Foot Moore. New York: Scribner, 1910. (International Theological Library). 
xvi+552 pages. $3.00. 



BOOK REVIEWS 101 

trend in investigation succeeding the Wellhausen schema would probably 
have been signalized in this portion of the book. On the other hand the 
ease and mastery with which the author threads his way through the 
intricate mazes of medieval and modern Jewish thought and feeling 
in a scant 26 pages (81-106) is admirable (why is Husik's History of 
Medieval Jewish Philosophy not mentioned?). 

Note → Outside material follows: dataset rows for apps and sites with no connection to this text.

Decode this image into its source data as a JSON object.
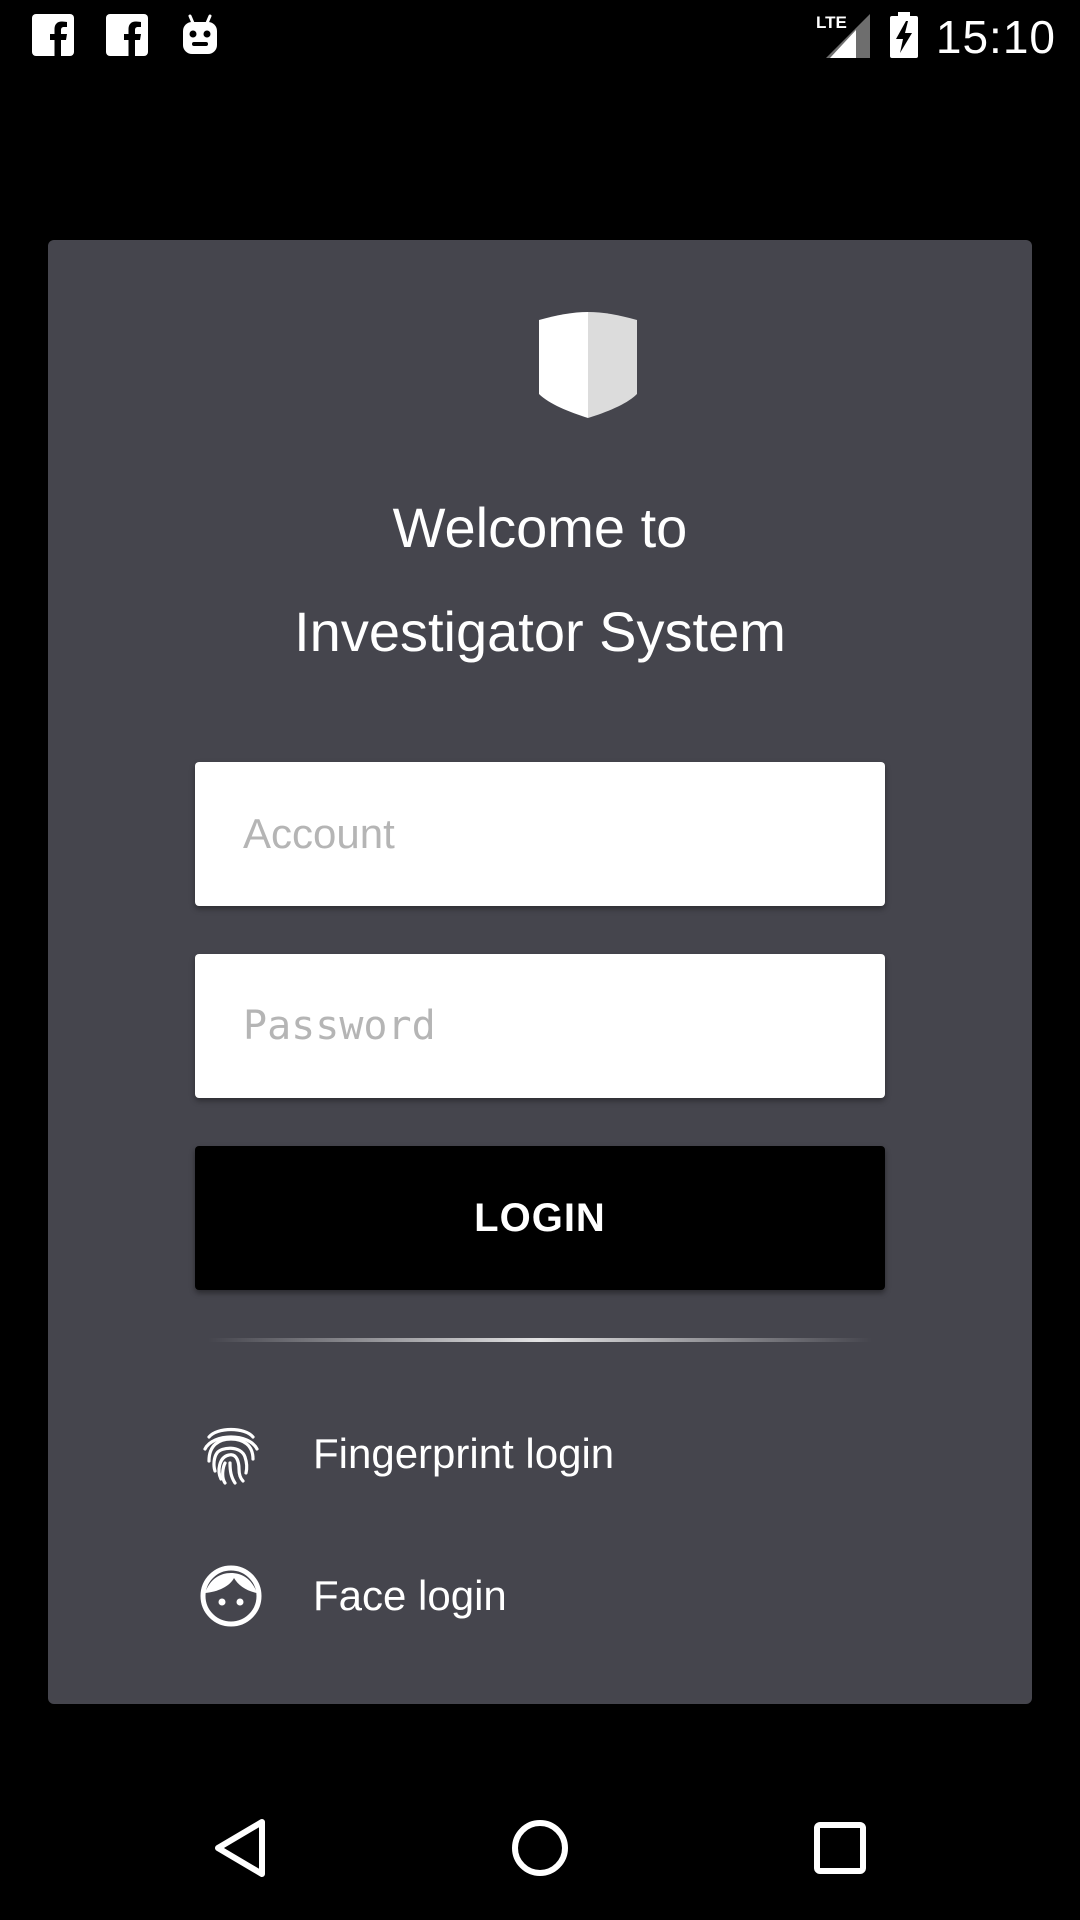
{
  "status_bar": {
    "time": "15:10",
    "network": "LTE",
    "left_icons": [
      "facebook-icon",
      "facebook-icon",
      "android-icon"
    ],
    "right_icons": [
      "lte-signal-icon",
      "battery-charging-icon"
    ]
  },
  "login_card": {
    "logo": "shield-icon",
    "title_line1": "Welcome to",
    "title_line2": "Investigator System",
    "account_placeholder": "Account",
    "password_placeholder": "Password",
    "login_label": "LOGIN",
    "fingerprint_label": "Fingerprint login",
    "fingerprint_icon": "fingerprint-icon",
    "face_label": "Face login",
    "face_icon": "face-icon"
  },
  "nav_bar": {
    "buttons": [
      "back-icon",
      "home-icon",
      "recents-icon"
    ]
  },
  "colors": {
    "background": "#000000",
    "card": "#45454d",
    "text": "#ffffff",
    "field": "#ffffff",
    "placeholder": "#b5b5b5",
    "button": "#000000"
  }
}
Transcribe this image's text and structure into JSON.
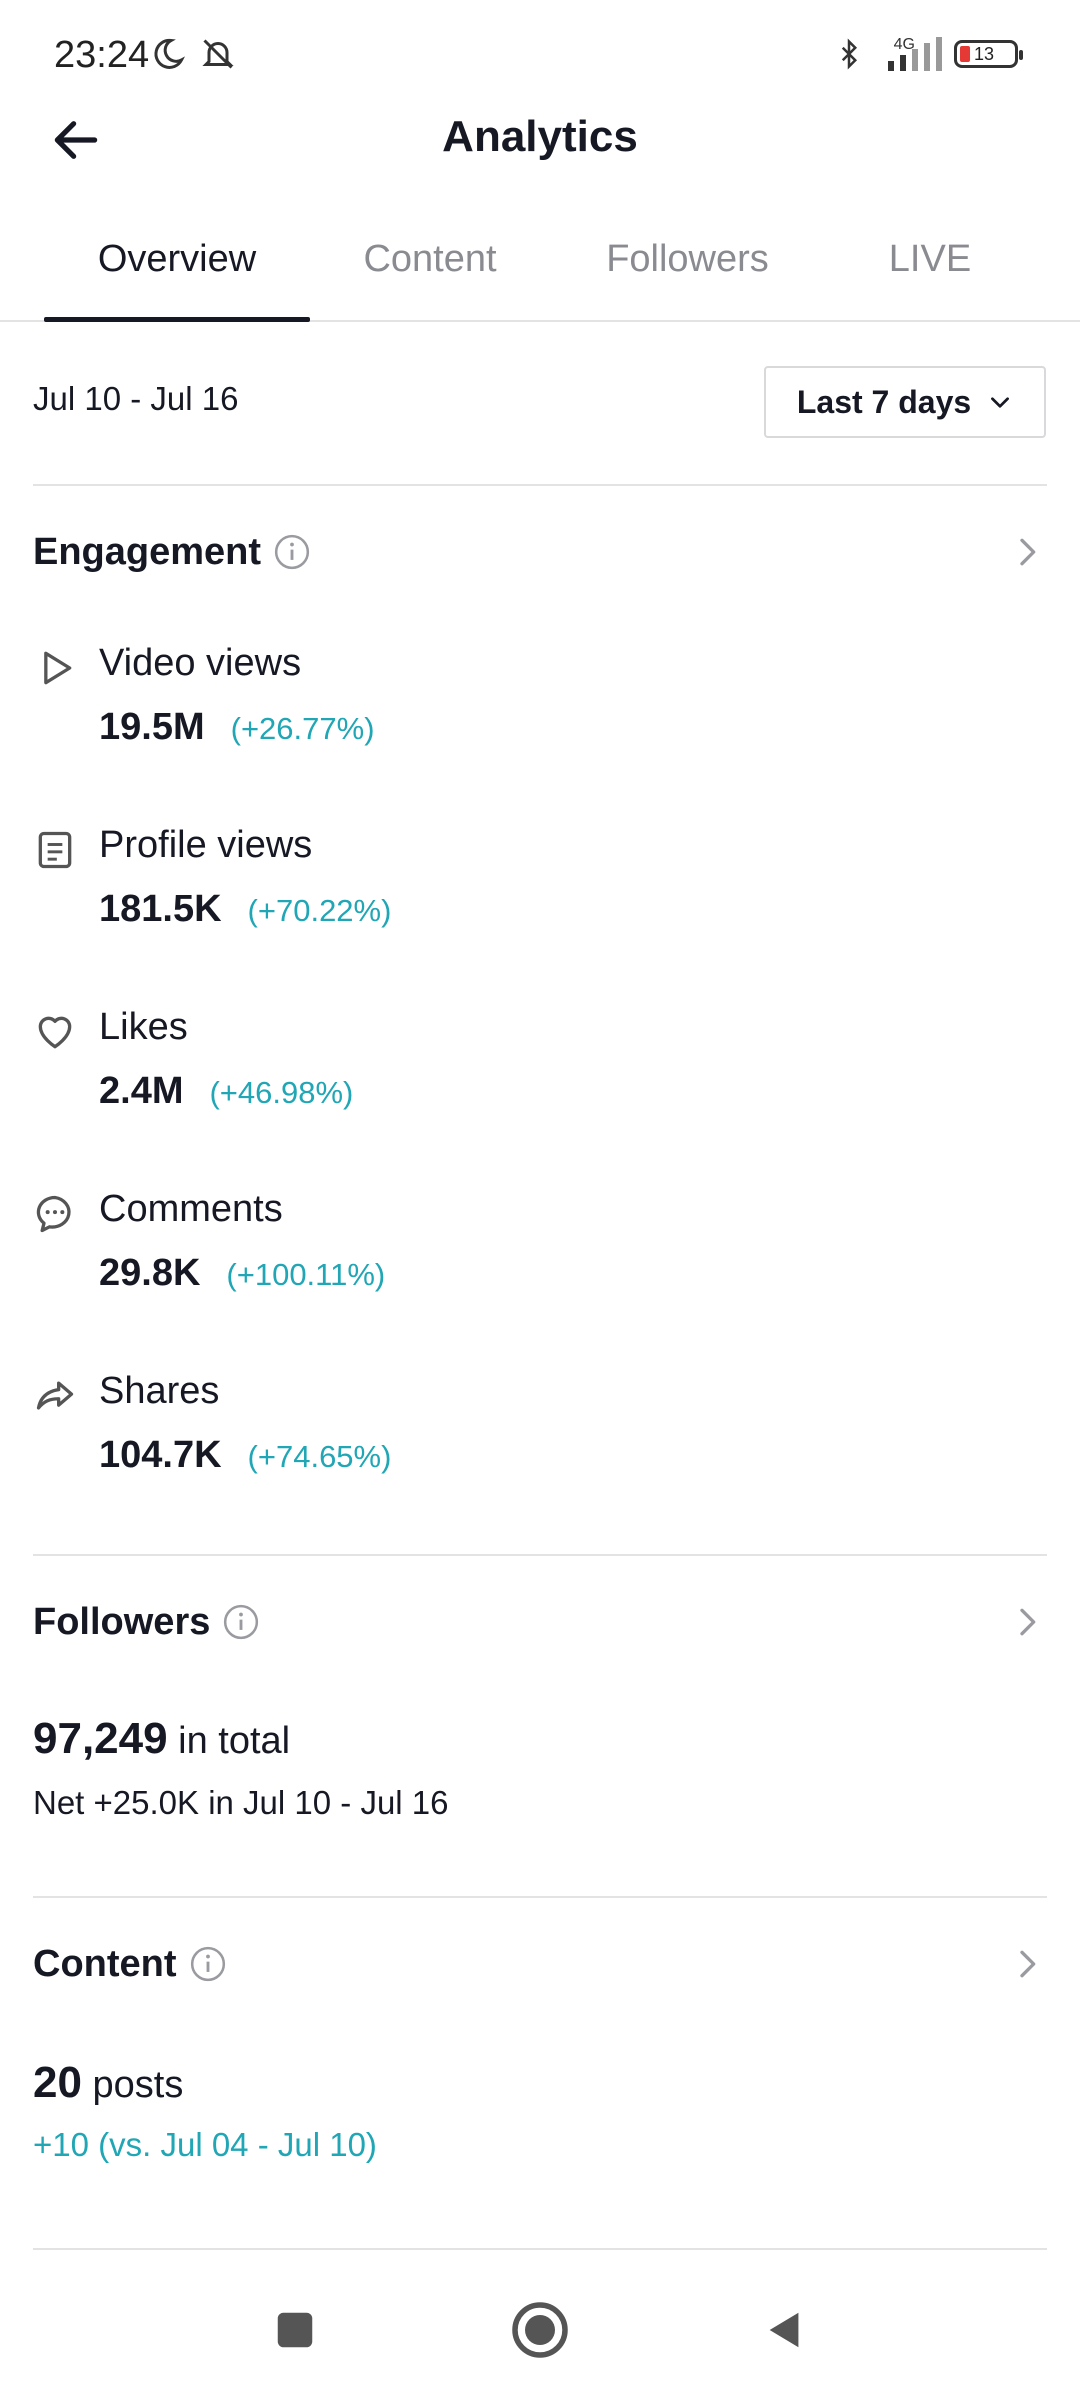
{
  "status_bar": {
    "time": "23:24",
    "network": "4G",
    "battery": "13"
  },
  "header": {
    "title": "Analytics"
  },
  "tabs": [
    {
      "label": "Overview",
      "active": true
    },
    {
      "label": "Content",
      "active": false
    },
    {
      "label": "Followers",
      "active": false
    },
    {
      "label": "LIVE",
      "active": false
    }
  ],
  "date_range": "Jul 10 - Jul 16",
  "period_select": {
    "value": "Last 7 days"
  },
  "engagement": {
    "title": "Engagement",
    "metrics": [
      {
        "icon": "play-icon",
        "label": "Video views",
        "value": "19.5M",
        "change": "(+26.77%)"
      },
      {
        "icon": "profile-doc-icon",
        "label": "Profile views",
        "value": "181.5K",
        "change": "(+70.22%)"
      },
      {
        "icon": "heart-icon",
        "label": "Likes",
        "value": "2.4M",
        "change": "(+46.98%)"
      },
      {
        "icon": "comment-icon",
        "label": "Comments",
        "value": "29.8K",
        "change": "(+100.11%)"
      },
      {
        "icon": "share-icon",
        "label": "Shares",
        "value": "104.7K",
        "change": "(+74.65%)"
      }
    ]
  },
  "followers": {
    "title": "Followers",
    "total_value": "97,249",
    "total_suffix": "in total",
    "net": "Net +25.0K in Jul 10 - Jul 16"
  },
  "content": {
    "title": "Content",
    "posts_value": "20",
    "posts_suffix": "posts",
    "comparison": "+10 (vs. Jul 04 - Jul 10)"
  },
  "colors": {
    "accent_teal": "#20a6b5",
    "text_primary": "#161823",
    "text_secondary": "#8a8b91"
  }
}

The high point of art and mastery to the reviewer's mind is reached 
in the chapter on the apostolic age of Christianity (chap, v, pp. 
107-59). The reviewer knows no other similar statement, which sets 
forth so clearly and succinctly the manner in which Christianity emerged 
from the Judaism and Hellenism of its time. And thence through no 
less thorny paths than in the case of Judaism, with unerring mastery 
George Foot Moore leads us to our own time. Just one note of rather 
sardonic criticism of one of the most modern trends of Christianity 
jars a bit (p. 379, last paragraph); what is said there has in it more 
than a modicum of truth, but the saying of it with the same cool, 
even-handed sobriety which elsewhere rules throughout the volume 
might have been more helpful. 

The section on Mohammedanism is good, very good, indeed. But 
here, after all, the fact, that the author is not so completely on his own 
ground as in the previous sections tells, however slightly. Space forbids 
a full statement of the reviewer's differences with the book at this 
point. Just a few examples can be adduced. Jewish slaves do seem 
to have been rare in Mecca (p. 389). Was Ah really an early believer 
(p. 391) ? Can Islam be said to have made real progress at Medina 
before Mohammed's advent (p. 392) ? A fair number of similar ques- 
tions might be asked in regard to the earliest history of Mohammedanism. 
Not all of these could safely be answered in a sense contrary to that of 
the author. The fact is that many of them have not yet been suffi- 
ciently examined to make any statement quite safe. George Foot 
Moore's statements do, however, appear to the reviewer frequently 
to lean not only to the safe, but rather distinctly to the over-conservative 
side at this point. In the case of Ghazali, it seems to the reviewer, 
that his place in the history of philosophy is not brought out quite 
clearly enough. But with it all, for this section as well as for the others 
the reviewer stands by his judgment. This is a masterly book, which 
deserves and will deserve for a long time to come, careful attention at 
the hands of every interested amateur and professional student of 
religion and religions. 

M. Sprengling 

University op Chicago